Could you return every record below exactly as it is written?

===== Given records =====

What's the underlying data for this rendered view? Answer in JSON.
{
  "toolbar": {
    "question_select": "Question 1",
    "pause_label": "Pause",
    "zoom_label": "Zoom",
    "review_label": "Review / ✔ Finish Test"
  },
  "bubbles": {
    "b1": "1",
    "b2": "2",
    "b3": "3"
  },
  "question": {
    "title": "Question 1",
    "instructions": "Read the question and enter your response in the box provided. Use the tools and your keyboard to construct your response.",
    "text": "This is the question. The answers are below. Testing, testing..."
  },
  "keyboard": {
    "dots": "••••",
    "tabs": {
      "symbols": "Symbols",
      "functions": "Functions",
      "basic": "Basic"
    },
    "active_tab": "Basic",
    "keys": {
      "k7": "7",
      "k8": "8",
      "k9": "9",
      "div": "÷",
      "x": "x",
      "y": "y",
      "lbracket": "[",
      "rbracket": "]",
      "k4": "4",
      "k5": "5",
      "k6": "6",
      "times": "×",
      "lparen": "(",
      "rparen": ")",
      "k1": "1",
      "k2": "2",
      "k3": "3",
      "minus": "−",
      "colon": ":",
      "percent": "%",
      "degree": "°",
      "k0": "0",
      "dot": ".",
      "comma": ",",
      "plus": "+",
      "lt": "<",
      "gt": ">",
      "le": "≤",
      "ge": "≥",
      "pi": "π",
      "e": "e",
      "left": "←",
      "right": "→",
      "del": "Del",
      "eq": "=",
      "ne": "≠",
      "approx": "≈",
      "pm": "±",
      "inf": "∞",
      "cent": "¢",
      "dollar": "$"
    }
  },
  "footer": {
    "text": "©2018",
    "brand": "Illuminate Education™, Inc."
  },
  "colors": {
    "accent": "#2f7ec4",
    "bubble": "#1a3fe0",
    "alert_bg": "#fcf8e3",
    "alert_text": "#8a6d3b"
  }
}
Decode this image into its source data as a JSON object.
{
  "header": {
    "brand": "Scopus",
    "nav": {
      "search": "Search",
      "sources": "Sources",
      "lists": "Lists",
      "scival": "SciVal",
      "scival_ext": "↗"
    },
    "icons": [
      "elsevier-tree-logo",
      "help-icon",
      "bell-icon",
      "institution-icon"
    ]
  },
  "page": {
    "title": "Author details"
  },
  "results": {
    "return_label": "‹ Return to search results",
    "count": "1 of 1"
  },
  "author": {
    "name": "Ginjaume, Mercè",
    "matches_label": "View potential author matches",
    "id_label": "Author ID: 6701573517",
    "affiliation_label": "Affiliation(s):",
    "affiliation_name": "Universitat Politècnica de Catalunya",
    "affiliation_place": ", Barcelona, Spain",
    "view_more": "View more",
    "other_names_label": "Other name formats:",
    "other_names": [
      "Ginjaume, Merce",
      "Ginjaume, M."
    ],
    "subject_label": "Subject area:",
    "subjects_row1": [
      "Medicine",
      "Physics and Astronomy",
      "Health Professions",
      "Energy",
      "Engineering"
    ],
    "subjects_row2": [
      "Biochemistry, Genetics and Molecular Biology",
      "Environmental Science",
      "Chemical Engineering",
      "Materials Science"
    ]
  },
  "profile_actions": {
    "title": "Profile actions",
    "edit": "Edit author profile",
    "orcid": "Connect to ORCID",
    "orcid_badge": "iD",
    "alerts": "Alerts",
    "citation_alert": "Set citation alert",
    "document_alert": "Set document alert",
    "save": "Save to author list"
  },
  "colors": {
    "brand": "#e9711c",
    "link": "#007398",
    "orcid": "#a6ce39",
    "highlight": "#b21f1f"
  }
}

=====

Task response
What's the underlying data for this rendered view? Answer in JSON.
{
  "toolbar": {
    "question_select": "Question 1",
    "pause_label": "Pause",
    "zoom_label": "Zoom",
    "review_label": "Review / ✔ Finish Test"
  },
  "bubbles": {
    "b1": "1",
    "b2": "2",
    "b3": "3"
  },
  "question": {
    "title": "Question 1",
    "instructions": "Read the question and enter your response in the box provided. Use the tools and your keyboard to construct your response.",
    "text": "This is the question. The answers are below. Testing, testing..."
  },
  "keyboard": {
    "dots": "••••",
    "tabs": {
      "symbols": "Symbols",
      "functions": "Functions",
      "basic": "Basic"
    },
    "active_tab": "Basic",
    "keys": {
      "k7": "7",
      "k8": "8",
      "k9": "9",
      "div": "÷",
      "x": "x",
      "y": "y",
      "lbracket": "[",
      "rbracket": "]",
      "k4": "4",
      "k5": "5",
      "k6": "6",
      "times": "×",
      "lparen": "(",
      "rparen": ")",
      "k1": "1",
      "k2": "2",
      "k3": "3",
      "minus": "−",
      "colon": ":",
      "percent": "%",
      "degree": "°",
      "k0": "0",
      "dot": ".",
      "comma": ",",
      "plus": "+",
      "lt": "<",
      "gt": ">",
      "le": "≤",
      "ge": "≥",
      "pi": "π",
      "e": "e",
      "left": "←",
      "right": "→",
      "del": "Del",
      "eq": "=",
      "ne": "≠",
      "approx": "≈",
      "pm": "±",
      "inf": "∞",
      "cent": "¢",
      "dollar": "$"
    }
  },
  "footer": {
    "text": "©2018",
    "brand": "Illuminate Education™, Inc."
  },
  "colors": {
    "accent": "#2f7ec4",
    "bubble": "#1a3fe0",
    "alert_bg": "#fcf8e3",
    "alert_text": "#8a6d3b"
  }
}
Decode this image into its source data as a JSON object.
{
  "header": {
    "brand": "Scopus",
    "nav": {
      "search": "Search",
      "sources": "Sources",
      "lists": "Lists",
      "scival": "SciVal",
      "scival_ext": "↗"
    },
    "icons": [
      "elsevier-tree-logo",
      "help-icon",
      "bell-icon",
      "institution-icon"
    ]
  },
  "page": {
    "title": "Author details"
  },
  "results": {
    "return_label": "‹ Return to search results",
    "count": "1 of 1"
  },
  "author": {
    "name": "Ginjaume, Mercè",
    "matches_label": "View potential author matches",
    "id_label": "Author ID: 6701573517",
    "affiliation_label": "Affiliation(s):",
    "affiliation_name": "Universitat Politècnica de Catalunya",
    "affiliation_place": ", Barcelona, Spain",
    "view_more": "View more",
    "other_names_label": "Other name formats:",
    "other_names": [
      "Ginjaume, Merce",
      "Ginjaume, M."
    ],
    "subject_label": "Subject area:",
    "subjects_row1": [
      "Medicine",
      "Physics and Astronomy",
      "Health Professions",
      "Energy",
      "Engineering"
    ],
    "subjects_row2": [
      "Biochemistry, Genetics and Molecular Biology",
      "Environmental Science",
      "Chemical Engineering",
      "Materials Science"
    ]
  },
  "profile_actions": {
    "title": "Profile actions",
    "edit": "Edit author profile",
    "orcid": "Connect to ORCID",
    "orcid_badge": "iD",
    "alerts": "Alerts",
    "citation_alert": "Set citation alert",
    "document_alert": "Set document alert",
    "save": "Save to author list"
  },
  "colors": {
    "brand": "#e9711c",
    "link": "#007398",
    "orcid": "#a6ce39",
    "highlight": "#b21f1f"
  }
}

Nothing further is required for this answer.